Work item:
Go line by line through the entries below and copy those containing the string "discord".

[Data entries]
*** Begin section ***
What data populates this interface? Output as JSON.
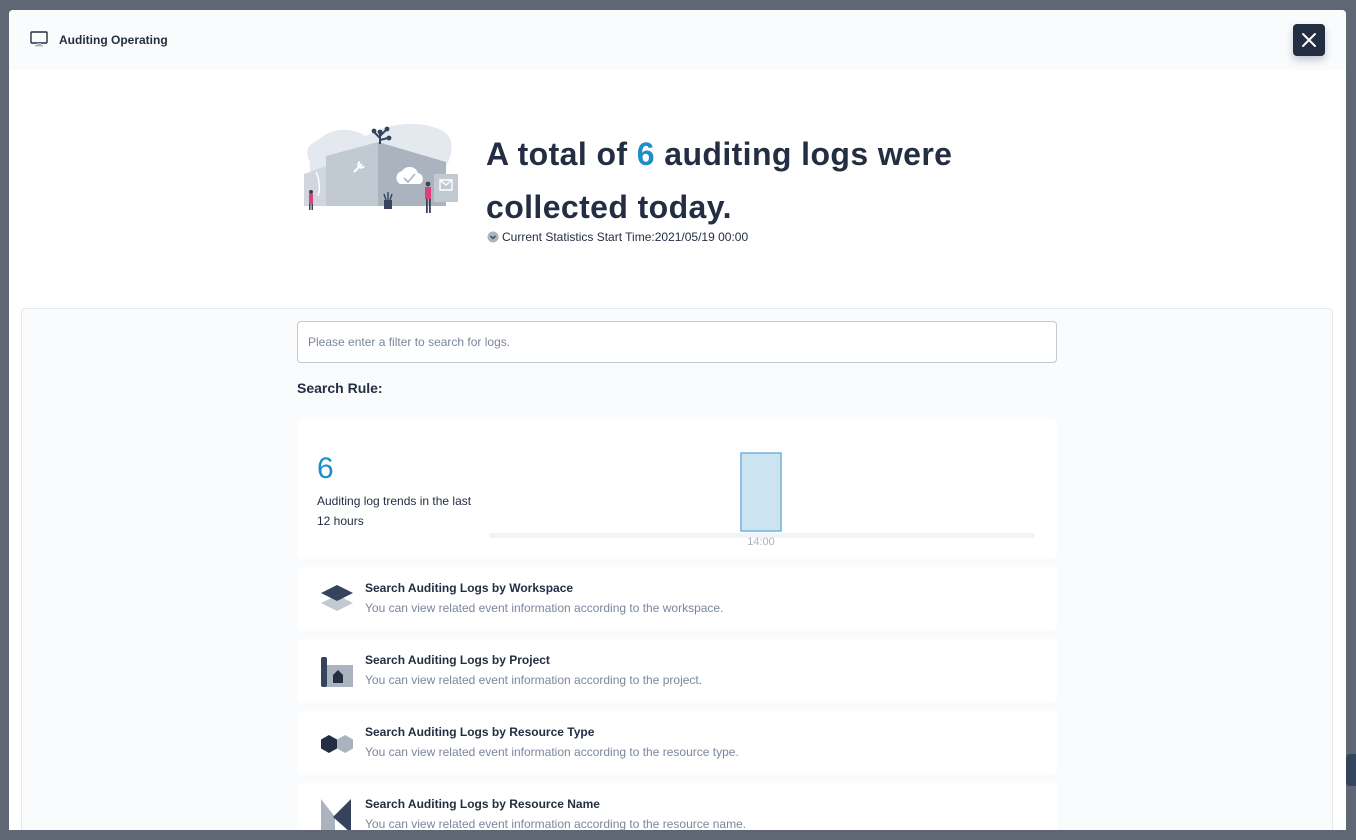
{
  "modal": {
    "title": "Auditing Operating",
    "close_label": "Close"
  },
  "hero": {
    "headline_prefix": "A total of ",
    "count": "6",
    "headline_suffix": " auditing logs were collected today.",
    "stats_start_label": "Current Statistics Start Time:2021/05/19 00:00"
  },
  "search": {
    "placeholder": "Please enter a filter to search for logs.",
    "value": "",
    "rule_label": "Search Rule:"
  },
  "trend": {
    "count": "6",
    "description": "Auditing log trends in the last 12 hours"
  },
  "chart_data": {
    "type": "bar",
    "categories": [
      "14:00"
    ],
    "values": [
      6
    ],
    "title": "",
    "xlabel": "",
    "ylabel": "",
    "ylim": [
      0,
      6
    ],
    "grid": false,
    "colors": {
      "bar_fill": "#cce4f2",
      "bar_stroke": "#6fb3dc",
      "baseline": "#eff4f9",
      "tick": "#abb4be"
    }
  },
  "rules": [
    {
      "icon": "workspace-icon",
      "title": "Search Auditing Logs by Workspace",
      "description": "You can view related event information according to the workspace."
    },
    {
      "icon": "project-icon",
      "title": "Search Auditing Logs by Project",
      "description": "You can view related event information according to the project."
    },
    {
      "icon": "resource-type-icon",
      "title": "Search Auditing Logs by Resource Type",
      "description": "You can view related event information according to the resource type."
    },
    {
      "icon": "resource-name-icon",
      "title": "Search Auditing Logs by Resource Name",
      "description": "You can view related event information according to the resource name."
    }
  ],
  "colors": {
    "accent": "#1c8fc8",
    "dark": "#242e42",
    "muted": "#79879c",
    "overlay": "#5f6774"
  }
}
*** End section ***
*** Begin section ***
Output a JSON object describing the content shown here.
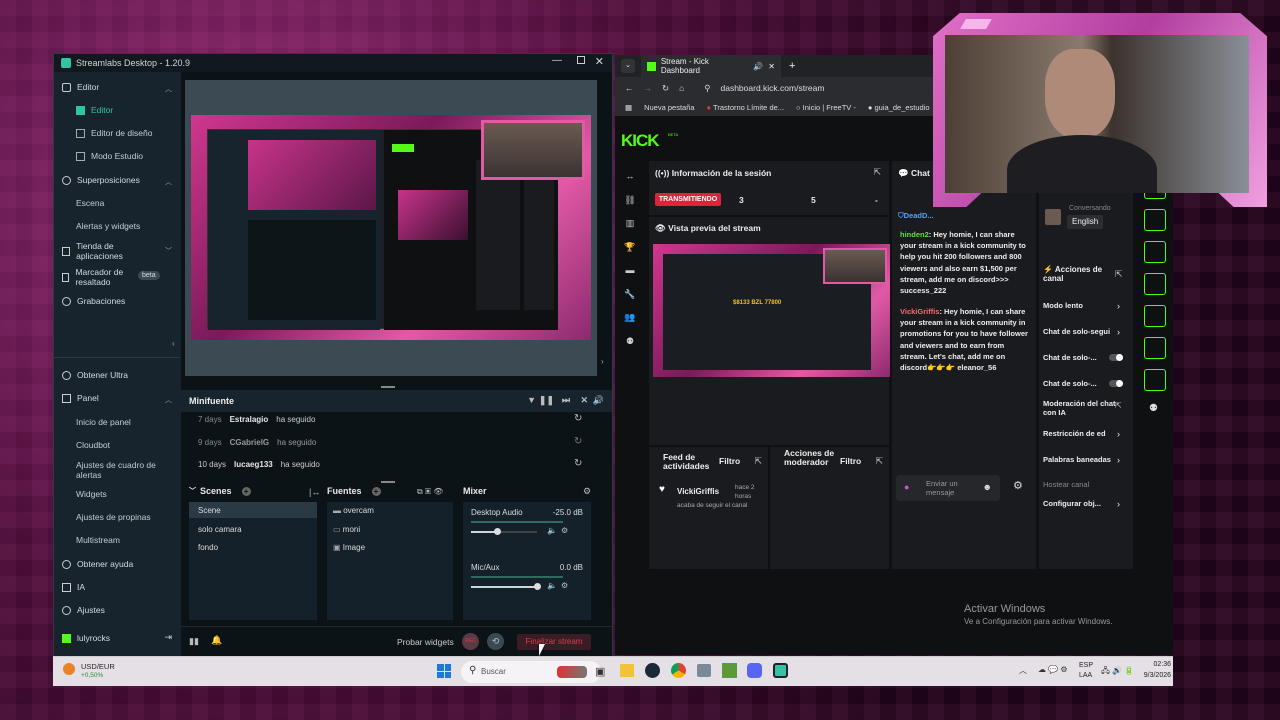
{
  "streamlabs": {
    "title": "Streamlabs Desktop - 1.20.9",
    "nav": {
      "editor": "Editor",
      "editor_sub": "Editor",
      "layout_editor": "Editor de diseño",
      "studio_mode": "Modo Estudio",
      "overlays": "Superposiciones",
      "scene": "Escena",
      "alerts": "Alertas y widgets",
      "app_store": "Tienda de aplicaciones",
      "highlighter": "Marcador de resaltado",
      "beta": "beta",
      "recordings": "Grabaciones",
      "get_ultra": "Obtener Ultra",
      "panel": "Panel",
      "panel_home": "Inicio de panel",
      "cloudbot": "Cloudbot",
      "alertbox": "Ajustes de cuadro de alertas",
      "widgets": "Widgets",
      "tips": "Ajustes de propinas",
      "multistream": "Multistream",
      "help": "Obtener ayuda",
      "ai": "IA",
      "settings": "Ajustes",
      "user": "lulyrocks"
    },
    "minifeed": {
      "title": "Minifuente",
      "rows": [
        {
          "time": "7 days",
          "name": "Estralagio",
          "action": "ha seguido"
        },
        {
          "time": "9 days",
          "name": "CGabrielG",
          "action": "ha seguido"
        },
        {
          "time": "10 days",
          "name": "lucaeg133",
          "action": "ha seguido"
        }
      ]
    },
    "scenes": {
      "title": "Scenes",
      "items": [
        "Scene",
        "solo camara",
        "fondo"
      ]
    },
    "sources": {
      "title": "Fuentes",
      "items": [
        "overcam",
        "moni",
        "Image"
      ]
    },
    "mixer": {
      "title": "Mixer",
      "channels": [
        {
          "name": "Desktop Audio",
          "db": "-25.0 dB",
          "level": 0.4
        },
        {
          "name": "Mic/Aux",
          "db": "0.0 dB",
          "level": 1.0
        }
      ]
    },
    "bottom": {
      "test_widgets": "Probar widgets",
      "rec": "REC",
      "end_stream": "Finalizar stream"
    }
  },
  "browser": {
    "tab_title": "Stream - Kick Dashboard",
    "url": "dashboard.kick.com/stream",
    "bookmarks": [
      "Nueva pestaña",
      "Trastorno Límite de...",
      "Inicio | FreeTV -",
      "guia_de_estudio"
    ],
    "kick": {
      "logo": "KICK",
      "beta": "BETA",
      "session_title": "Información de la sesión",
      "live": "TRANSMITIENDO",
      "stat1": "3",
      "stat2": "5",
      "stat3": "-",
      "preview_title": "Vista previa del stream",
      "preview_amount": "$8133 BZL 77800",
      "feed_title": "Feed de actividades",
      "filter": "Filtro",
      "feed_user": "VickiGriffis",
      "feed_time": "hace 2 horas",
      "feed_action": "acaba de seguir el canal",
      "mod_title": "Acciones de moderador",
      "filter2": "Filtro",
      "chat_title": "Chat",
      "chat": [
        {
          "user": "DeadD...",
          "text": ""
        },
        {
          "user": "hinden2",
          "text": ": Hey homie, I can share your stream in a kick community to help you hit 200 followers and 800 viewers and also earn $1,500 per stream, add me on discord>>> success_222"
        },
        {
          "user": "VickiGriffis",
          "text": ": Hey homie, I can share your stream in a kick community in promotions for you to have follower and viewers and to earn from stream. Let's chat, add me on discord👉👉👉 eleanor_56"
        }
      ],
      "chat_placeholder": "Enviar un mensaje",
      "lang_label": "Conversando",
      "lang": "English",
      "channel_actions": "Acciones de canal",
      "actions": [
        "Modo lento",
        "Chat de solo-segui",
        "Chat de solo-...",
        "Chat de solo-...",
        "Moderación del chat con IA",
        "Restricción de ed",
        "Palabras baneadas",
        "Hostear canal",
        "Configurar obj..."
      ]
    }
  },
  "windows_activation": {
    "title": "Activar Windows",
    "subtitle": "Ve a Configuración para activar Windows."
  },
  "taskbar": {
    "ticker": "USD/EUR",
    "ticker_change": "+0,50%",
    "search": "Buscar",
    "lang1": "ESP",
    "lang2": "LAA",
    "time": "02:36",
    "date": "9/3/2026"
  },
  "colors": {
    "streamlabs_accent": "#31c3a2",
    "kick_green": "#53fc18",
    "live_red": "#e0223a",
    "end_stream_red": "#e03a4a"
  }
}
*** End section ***
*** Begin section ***
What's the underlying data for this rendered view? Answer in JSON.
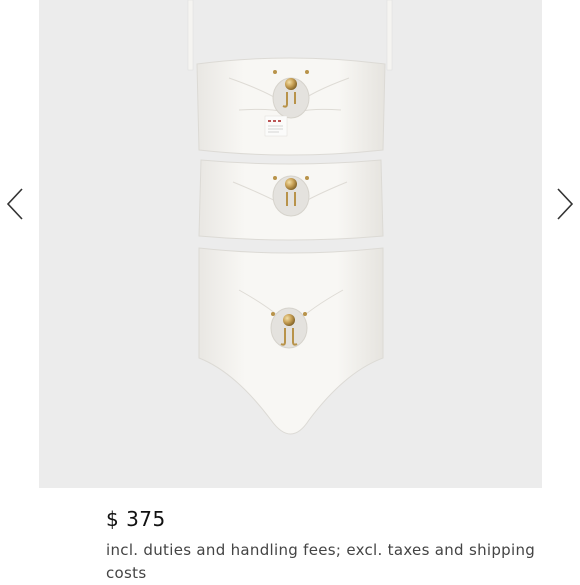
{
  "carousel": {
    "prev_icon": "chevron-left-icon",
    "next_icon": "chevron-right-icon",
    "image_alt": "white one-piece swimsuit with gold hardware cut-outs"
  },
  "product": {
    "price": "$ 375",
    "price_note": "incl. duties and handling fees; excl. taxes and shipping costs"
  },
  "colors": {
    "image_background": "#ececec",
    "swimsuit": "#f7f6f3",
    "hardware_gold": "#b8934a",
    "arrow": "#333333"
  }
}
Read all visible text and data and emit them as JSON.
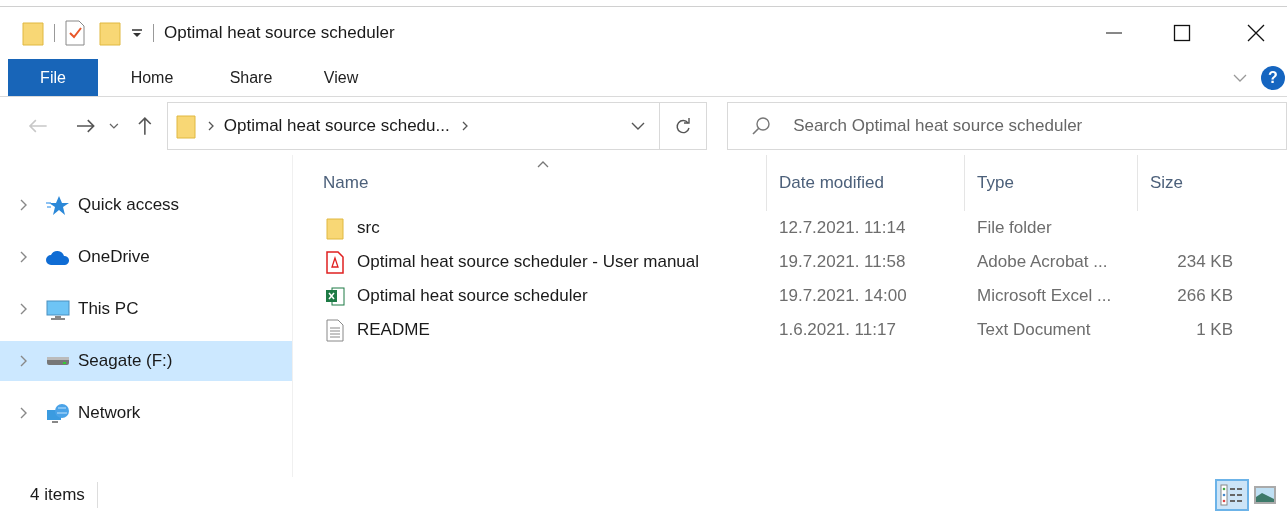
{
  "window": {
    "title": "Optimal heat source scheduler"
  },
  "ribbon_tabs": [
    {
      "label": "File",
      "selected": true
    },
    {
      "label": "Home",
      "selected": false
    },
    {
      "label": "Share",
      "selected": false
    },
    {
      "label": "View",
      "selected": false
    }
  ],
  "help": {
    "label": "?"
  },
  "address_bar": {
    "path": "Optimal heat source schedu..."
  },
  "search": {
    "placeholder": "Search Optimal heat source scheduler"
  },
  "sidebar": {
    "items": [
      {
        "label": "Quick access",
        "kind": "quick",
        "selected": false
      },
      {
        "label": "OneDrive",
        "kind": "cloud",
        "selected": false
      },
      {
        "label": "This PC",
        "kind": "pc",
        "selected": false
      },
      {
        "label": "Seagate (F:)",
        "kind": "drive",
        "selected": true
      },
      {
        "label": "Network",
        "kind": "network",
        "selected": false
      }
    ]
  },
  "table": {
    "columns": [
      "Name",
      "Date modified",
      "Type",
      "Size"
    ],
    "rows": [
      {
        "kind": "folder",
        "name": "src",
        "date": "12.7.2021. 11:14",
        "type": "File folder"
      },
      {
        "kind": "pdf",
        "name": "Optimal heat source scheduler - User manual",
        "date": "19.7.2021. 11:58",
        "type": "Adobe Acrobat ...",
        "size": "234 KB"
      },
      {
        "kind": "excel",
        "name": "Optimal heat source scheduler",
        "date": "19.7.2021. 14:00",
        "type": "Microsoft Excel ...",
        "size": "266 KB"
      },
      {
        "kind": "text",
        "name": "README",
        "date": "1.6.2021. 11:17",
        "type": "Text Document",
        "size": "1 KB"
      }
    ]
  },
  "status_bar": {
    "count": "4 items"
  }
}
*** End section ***
Task solution:
          "text": ": Hey homie, I can share your stream in a kick community to help you hit 200 followers and 800 viewers and also earn $1,500 per stream, add me on discord>>> success_222"
          "text": ": Hey homie, I can share your stream in a kick community in promotions for you to have follower and viewers and to earn from stream. Let's chat, add me on discord👉👉👉 eleanor_56"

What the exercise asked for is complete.